At 81, (founder) Bob Rice remains active in the business, mostly building roads, while sons, Chris, Dan and Doug take care of day-to-day operations and wife Rose, daughter Jeannette Hoover and niece, Heather Swanson, keep the office running smoothly.
The family-run operation has a successful niche.
After federal and state timber sales dried up in the 1990s, the business has worked almost totally for Weyerhaeuser, gaining a reputation for quality work and safety, both valued by their employer.
“We have done work for Cascade Timber Consulting, Roseburg Lumber and Roseboro Lumber, Guistina and Tomco, but mostly, we work for Weyerhaeuser,” Chris said.
Walnut is a dark, rich wood, known for its use in luxury goods such as Rolls Royce cars and Learjets. “It’s a bit of a niche,” (says company president Bucky Pescaglia), “but we’d rather specialize in something and do really it well rather than offer all kinds of species.”
…The top 5 percent of logs that MoPac buys are resold to make veneers, and the rest are run through the sawmill: first debarked, then sawed into blocks, dried, treated in the kiln, stored and eventually sold. Anything left over is sold or used in MoPac’s production. The bark is sold to a company in Auxvasse that makes mulch for consumers; the leftover wood goes to a company that creates children’s playground wood chips and to the University of Missouri power plant’s biomass boiler; and the sawdust is used to fire MoPac’s own kilns.
Over in New England, the Bangor Daily News took a look at two innovative Maine firms, Sappi Fine Paper and Old Town Fuel and Fiber.
Sappi is Maine’s oldest paper mill still in operation, starting business in 1854. Thirteen years ago, the mill switched gears and started to produce release paper, which is valuable for its texture.
The mill now produces 40 percent of the world’s supply of release paper, which is used by Sappi’s customers to provide the texture on products like soccer balls, shoes and high-end clothing. The release paper begins as a basic cellulose-based paper, but in the mill a special coating is applied.
“And this is where it goes from the ridiculous to the sublime,” (company manager Donna Cassese) said in explaining the process. “So we start on this centuries-old paper machine and the way we put the coatings on and cure it is with electron beams — very, very high tech. This is not your grandfather’s paper mill.”
That type of release paper is 10 times more valuable than the printing and publishing paper the Westbrook mill used to produce, and which most Maine mills still do, Cassese said.
Meanwhile, Old Town Fuel and Fiber took a leap forward by diversifying.
Old Town Fuel and Fiber has successfully shown with its pilot project that it can take wood pulp and, instead of baling it and selling it to papermakers, turn it into cellulosic sugars that can be used like other sugars derived from corn or sugar cane. The mill, which is owned by New York-based private equity firm Patriarch Partners, is currently in the process of getting the necessary permits to begin construction on a demonstration project that will transform that wood pulp-derived sugar into 40,000 gallons of ethanol a day, said Darrell Waite, process manager at the mill.

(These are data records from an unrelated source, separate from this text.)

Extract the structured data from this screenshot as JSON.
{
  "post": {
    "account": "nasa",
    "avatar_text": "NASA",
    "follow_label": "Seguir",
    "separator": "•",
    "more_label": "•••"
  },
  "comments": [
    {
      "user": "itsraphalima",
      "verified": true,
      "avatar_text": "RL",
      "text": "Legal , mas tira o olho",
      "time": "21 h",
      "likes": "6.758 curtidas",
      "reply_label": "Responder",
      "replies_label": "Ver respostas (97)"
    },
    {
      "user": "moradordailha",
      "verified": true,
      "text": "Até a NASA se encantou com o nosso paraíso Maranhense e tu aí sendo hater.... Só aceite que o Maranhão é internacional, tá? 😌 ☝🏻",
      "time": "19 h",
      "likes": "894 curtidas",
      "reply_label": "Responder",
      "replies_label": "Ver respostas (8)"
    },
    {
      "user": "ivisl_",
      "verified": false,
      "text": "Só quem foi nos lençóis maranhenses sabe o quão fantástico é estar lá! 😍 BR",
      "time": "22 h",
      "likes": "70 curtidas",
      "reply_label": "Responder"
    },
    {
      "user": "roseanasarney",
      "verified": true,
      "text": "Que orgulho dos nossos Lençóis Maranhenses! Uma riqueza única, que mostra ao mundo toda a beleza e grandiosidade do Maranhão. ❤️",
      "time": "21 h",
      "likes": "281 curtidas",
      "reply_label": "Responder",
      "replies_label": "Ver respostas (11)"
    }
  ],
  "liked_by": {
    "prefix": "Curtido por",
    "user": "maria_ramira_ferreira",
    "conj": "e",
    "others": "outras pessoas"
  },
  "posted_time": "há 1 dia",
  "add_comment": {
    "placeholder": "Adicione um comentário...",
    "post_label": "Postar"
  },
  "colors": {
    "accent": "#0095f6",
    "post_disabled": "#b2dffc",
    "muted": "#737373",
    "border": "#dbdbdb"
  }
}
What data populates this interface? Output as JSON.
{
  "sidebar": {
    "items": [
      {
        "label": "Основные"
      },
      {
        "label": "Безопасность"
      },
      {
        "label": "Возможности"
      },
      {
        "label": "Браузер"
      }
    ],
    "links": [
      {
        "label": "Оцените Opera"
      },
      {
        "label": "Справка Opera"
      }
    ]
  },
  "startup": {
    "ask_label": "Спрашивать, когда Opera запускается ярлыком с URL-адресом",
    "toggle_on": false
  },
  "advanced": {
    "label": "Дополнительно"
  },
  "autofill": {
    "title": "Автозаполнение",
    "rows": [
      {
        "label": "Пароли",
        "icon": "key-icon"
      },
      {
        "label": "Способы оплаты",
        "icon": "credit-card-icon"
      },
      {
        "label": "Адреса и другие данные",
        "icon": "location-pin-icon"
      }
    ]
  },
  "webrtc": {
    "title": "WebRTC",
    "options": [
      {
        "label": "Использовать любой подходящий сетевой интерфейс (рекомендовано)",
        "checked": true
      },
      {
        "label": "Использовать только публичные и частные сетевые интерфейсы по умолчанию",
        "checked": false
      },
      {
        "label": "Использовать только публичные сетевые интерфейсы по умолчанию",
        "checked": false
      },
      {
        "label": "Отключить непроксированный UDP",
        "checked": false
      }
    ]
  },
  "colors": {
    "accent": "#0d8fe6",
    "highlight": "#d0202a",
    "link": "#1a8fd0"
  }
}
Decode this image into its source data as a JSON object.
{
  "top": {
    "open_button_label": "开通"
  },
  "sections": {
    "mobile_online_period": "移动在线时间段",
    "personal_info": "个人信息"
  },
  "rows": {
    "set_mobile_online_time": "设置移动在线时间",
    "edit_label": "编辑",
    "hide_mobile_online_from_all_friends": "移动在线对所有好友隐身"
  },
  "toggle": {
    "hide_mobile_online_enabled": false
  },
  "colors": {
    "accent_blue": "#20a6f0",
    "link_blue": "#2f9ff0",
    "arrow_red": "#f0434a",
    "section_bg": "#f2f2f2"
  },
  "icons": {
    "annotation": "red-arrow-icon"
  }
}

The mill’s innovation was driven by a “fail-fast-forward-type mentality,” Waite said Thursday morning. “Keep trying, keep trying, keep trying until you fail, then back up, re-evaluate and keep trying, keep trying, keep trying. It’s really speed to development, speed to market.”
The pulp mill currently employs roughly 210 and Waite said at least 30 jobs will be added late next year as the demonstration project comes online.
At the same time, Old Town Fuel and Fiber is working with a number of third parties to produce even higher-value products from the fermentation of its wood pulp-derived sugar, such as jet fuel and bioplastics, Waite said.
According to Donna Cassese of Sappi Fine Paper, the trick for wood products firms is to capitalize on the strengths that make your company stand out.
“That’s what I think is the most important thing for any business, whether you’re 150 years old or whatever it is: What are you really good at and how are you unique, and how can you capitalize that into a future growth strategy? …That’s what it really boils down to.”